:: Supplied entries

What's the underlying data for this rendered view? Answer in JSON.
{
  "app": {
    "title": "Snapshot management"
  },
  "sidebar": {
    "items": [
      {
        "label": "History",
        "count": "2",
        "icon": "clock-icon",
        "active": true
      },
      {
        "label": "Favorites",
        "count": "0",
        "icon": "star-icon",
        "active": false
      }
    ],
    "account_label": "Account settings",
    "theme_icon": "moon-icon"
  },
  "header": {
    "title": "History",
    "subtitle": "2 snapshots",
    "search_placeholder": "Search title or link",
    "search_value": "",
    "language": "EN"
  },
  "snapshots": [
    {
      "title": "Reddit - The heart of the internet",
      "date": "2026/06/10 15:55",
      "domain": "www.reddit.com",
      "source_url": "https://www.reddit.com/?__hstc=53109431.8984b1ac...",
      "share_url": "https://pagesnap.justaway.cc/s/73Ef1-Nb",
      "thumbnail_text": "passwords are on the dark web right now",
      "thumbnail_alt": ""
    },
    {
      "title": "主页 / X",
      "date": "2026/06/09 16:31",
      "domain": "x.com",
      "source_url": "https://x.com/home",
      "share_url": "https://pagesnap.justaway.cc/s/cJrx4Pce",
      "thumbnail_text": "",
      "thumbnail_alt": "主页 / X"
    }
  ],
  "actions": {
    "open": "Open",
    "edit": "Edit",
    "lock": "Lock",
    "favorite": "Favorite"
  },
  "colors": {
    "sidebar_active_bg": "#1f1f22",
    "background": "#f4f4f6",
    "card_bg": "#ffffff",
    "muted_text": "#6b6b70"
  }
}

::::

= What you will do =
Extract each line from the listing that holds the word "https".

= Finished exercise =
      "source_url": "https://www.reddit.com/?__hstc=53109431.8984b1ac...",
      "share_url": "https://pagesnap.justaway.cc/s/73Ef1-Nb",
      "source_url": "https://x.com/home",
      "share_url": "https://pagesnap.justaway.cc/s/cJrx4Pce",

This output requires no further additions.